As listed in the documentation, building API routes with Next looks a lot like building a basic API with Node.js:
Nice and simple. You can use this approach to very quickly and simply build out some server-side functionality!
But what if we wanted to start building a REST API, differentiating between different HTTP methods on the same endpoint, modelling our API in terms of resources? What if we wanted to start composing behavior into our API endpoints?
Our example quickly swells to something like this:
And that's probably the best case, as we've been able to factor out all the actual business logic into the functions
doAThirdThing. It'd likely get worse once we'd start getting request bodies etc. Not terrible, but we can likely make this a little easier to read, and a little easier to maintain.
Often, developers opt for a framework when building out APIs, as they offer alternative means of representing resources, and many tools and utilities designed to make this process easier. One such example is NestJS (Not to be confused with Next.js!). This is a batteries-included, powerful "framework for building efficient, scalable Node.js server-side applications". Heavily inspired by Angular, this framework allows developers to use abstractions to represent API routes, including reusable services, controllers, modules and more.
Here is a simple example copied from its documentation:
As we can see, this approach uses OOP ideas and decorators to achieve the goals described previously. We specify only the HTTP methods we intend to make available as methods on a class, instead of control flow paths in a function. A little more declarative, and a great foundation if we're looking build out a REST API.
So how do we make use of this approach for Next.JS API Routes?
This library, written by the wonderful folks at Story of AMS, an eCommerce tech agency based in Amsterdam, decided to develop a solution using these concepts to make building an API easier to scale with Next.js. Let's revisit our earlier complex example rewritten using their library to demonstrate how it works:
As we can see, we have changed the way we express our resource handler, swapping a function for a class. On top of this, methods of the class are annotated with decorators to express their purpose.
Now, it's up to you which you prefer, as it's not as if this approach makes it much more concise. But it does, as mentioned earlier, transform our approach to describing our resources from an imperative one to a declarative one. I have found while building Next.js APIs out that this approach is a good deal easier to maintain, as eventually each route and each handler can and will get more complex as your application grows.
The last thing I wanted to look at from this example is the
requiresAuth decorator we see on some of the methods in this handler now. I wrote something like this custom handler for a project recently, and it's proven very useful. This is done using the

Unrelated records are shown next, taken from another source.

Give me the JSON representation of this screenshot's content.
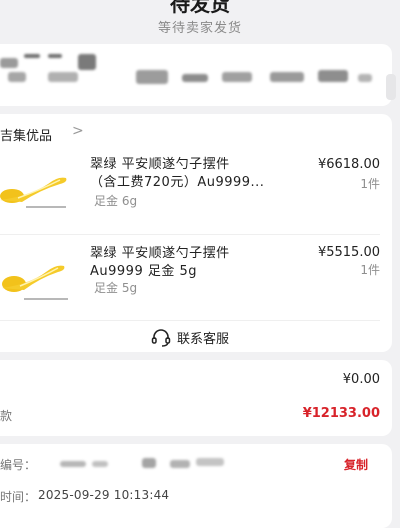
{
  "header": {
    "title": "待发货",
    "subtitle": "等待卖家发货"
  },
  "store": {
    "name": "吉集优品",
    "chevron": ">"
  },
  "products": [
    {
      "title_line1": "翠绿 平安顺遂勺子摆件",
      "title_line2": "（含工费720元）Au9999...",
      "spec": "足金 6g",
      "price": "¥6618.00",
      "qty": "1件"
    },
    {
      "title_line1": "翠绿 平安顺遂勺子摆件",
      "title_line2": "Au9999 足金 5g",
      "spec": "足金 5g",
      "price": "¥5515.00",
      "qty": "1件"
    }
  ],
  "contact": {
    "label": "联系客服",
    "icon": "headset-icon"
  },
  "amounts": {
    "row1_value": "¥0.00",
    "total_label": "款",
    "total_value": "¥12133.00"
  },
  "order_info": {
    "number_label": "编号：",
    "copy_label": "复制",
    "time_label": "时间：",
    "time_value": "2025-09-29 10:13:44"
  },
  "colors": {
    "accent": "#d8232a",
    "background": "#f1f1f3",
    "gold": "#f2c21b"
  }
}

createMiddlewareDecorator utility provided by
Pretty strong stuff 💪
This approach is very flexible and can be applied to both classes and their methods to fit a variety of use cases and declutter your actual business logic.
The example I've shown here is very simple and just to give you an idea of the a practical monolithic approach to building a full-stack application using Next.js and its API routes, and how it can be made scalable server-side using
Thanks for reading!